Output every entry exactly as it appears.

Web page and app entries:
-- Opening Marker --

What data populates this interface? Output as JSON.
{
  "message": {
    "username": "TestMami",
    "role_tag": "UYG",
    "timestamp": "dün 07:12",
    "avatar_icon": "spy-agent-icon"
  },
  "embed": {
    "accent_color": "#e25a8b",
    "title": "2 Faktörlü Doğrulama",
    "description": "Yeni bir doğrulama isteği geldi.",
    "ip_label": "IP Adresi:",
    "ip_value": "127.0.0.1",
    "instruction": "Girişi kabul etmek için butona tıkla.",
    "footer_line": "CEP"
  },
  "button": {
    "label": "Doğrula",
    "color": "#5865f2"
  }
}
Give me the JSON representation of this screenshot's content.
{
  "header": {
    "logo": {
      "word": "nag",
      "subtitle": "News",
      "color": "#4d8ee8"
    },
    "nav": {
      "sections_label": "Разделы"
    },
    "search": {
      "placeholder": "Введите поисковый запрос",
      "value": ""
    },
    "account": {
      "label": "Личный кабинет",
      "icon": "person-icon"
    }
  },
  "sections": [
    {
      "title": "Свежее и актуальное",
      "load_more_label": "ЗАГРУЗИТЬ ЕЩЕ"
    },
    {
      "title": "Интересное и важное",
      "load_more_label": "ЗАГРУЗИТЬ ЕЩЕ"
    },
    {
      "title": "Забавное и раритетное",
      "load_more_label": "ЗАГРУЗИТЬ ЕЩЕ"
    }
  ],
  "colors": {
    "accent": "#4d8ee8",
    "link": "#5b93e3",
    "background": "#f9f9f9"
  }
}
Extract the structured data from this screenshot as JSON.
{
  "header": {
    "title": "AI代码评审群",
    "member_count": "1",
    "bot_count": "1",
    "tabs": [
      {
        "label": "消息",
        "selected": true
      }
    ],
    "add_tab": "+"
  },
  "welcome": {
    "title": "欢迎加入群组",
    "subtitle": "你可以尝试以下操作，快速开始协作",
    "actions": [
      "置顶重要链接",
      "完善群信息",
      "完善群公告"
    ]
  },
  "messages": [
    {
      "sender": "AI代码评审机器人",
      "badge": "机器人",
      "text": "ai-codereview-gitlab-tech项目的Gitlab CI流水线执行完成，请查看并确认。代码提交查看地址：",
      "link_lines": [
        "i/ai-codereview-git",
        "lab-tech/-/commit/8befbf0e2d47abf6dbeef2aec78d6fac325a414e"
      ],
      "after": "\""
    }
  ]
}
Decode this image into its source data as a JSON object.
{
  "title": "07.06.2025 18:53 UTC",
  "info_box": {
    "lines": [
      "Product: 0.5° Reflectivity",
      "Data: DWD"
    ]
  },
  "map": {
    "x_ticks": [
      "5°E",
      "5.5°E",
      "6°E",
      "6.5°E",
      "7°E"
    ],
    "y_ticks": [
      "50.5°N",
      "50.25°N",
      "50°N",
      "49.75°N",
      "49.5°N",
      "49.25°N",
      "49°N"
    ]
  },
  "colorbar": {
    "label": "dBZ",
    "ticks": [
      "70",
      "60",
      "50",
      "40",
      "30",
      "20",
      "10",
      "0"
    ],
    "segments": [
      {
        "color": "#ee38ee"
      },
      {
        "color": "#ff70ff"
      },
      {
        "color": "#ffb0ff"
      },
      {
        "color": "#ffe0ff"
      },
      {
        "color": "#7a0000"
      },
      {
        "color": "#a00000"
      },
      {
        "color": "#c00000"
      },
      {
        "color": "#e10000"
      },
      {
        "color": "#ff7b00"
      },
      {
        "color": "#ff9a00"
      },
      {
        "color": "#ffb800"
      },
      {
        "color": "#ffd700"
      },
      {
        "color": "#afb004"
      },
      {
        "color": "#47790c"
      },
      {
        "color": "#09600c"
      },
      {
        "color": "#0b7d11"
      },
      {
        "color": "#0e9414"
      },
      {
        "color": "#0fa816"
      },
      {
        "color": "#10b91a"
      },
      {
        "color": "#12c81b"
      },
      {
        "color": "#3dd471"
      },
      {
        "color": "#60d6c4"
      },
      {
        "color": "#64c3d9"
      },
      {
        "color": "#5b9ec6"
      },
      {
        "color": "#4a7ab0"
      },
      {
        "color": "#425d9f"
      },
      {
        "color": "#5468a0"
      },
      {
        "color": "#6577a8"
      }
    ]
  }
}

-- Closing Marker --

RESPONSE FOR THIS EXERCISE —
What data populates this interface? Output as JSON.
{
  "message": {
    "username": "TestMami",
    "role_tag": "UYG",
    "timestamp": "dün 07:12",
    "avatar_icon": "spy-agent-icon"
  },
  "embed": {
    "accent_color": "#e25a8b",
    "title": "2 Faktörlü Doğrulama",
    "description": "Yeni bir doğrulama isteği geldi.",
    "ip_label": "IP Adresi:",
    "ip_value": "127.0.0.1",
    "instruction": "Girişi kabul etmek için butona tıkla.",
    "footer_line": "CEP"
  },
  "button": {
    "label": "Doğrula",
    "color": "#5865f2"
  }
}
Give me the JSON representation of this screenshot's content.
{
  "header": {
    "logo": {
      "word": "nag",
      "subtitle": "News",
      "color": "#4d8ee8"
    },
    "nav": {
      "sections_label": "Разделы"
    },
    "search": {
      "placeholder": "Введите поисковый запрос",
      "value": ""
    },
    "account": {
      "label": "Личный кабинет",
      "icon": "person-icon"
    }
  },
  "sections": [
    {
      "title": "Свежее и актуальное",
      "load_more_label": "ЗАГРУЗИТЬ ЕЩЕ"
    },
    {
      "title": "Интересное и важное",
      "load_more_label": "ЗАГРУЗИТЬ ЕЩЕ"
    },
    {
      "title": "Забавное и раритетное",
      "load_more_label": "ЗАГРУЗИТЬ ЕЩЕ"
    }
  ],
  "colors": {
    "accent": "#4d8ee8",
    "link": "#5b93e3",
    "background": "#f9f9f9"
  }
}
Extract the structured data from this screenshot as JSON.
{
  "header": {
    "title": "AI代码评审群",
    "member_count": "1",
    "bot_count": "1",
    "tabs": [
      {
        "label": "消息",
        "selected": true
      }
    ],
    "add_tab": "+"
  },
  "welcome": {
    "title": "欢迎加入群组",
    "subtitle": "你可以尝试以下操作，快速开始协作",
    "actions": [
      "置顶重要链接",
      "完善群信息",
      "完善群公告"
    ]
  },
  "messages": [
    {
      "sender": "AI代码评审机器人",
      "badge": "机器人",
      "text": "ai-codereview-gitlab-tech项目的Gitlab CI流水线执行完成，请查看并确认。代码提交查看地址：",
      "link_lines": [
        "i/ai-codereview-git",
        "lab-tech/-/commit/8befbf0e2d47abf6dbeef2aec78d6fac325a414e"
      ],
      "after": "\""
    }
  ]
}
Decode this image into its source data as a JSON object.
{
  "title": "07.06.2025 18:53 UTC",
  "info_box": {
    "lines": [
      "Product: 0.5° Reflectivity",
      "Data: DWD"
    ]
  },
  "map": {
    "x_ticks": [
      "5°E",
      "5.5°E",
      "6°E",
      "6.5°E",
      "7°E"
    ],
    "y_ticks": [
      "50.5°N",
      "50.25°N",
      "50°N",
      "49.75°N",
      "49.5°N",
      "49.25°N",
      "49°N"
    ]
  },
  "colorbar": {
    "label": "dBZ",
    "ticks": [
      "70",
      "60",
      "50",
      "40",
      "30",
      "20",
      "10",
      "0"
    ],
    "segments": [
      {
        "color": "#ee38ee"
      },
      {
        "color": "#ff70ff"
      },
      {
        "color": "#ffb0ff"
      },
      {
        "color": "#ffe0ff"
      },
      {
        "color": "#7a0000"
      },
      {
        "color": "#a00000"
      },
      {
        "color": "#c00000"
      },
      {
        "color": "#e10000"
      },
      {
        "color": "#ff7b00"
      },
      {
        "color": "#ff9a00"
      },
      {
        "color": "#ffb800"
      },
      {
        "color": "#ffd700"
      },
      {
        "color": "#afb004"
      },
      {
        "color": "#47790c"
      },
      {
        "color": "#09600c"
      },
      {
        "color": "#0b7d11"
      },
      {
        "color": "#0e9414"
      },
      {
        "color": "#0fa816"
      },
      {
        "color": "#10b91a"
      },
      {
        "color": "#12c81b"
      },
      {
        "color": "#3dd471"
      },
      {
        "color": "#60d6c4"
      },
      {
        "color": "#64c3d9"
      },
      {
        "color": "#5b9ec6"
      },
      {
        "color": "#4a7ab0"
      },
      {
        "color": "#425d9f"
      },
      {
        "color": "#5468a0"
      },
      {
        "color": "#6577a8"
      }
    ]
  }
}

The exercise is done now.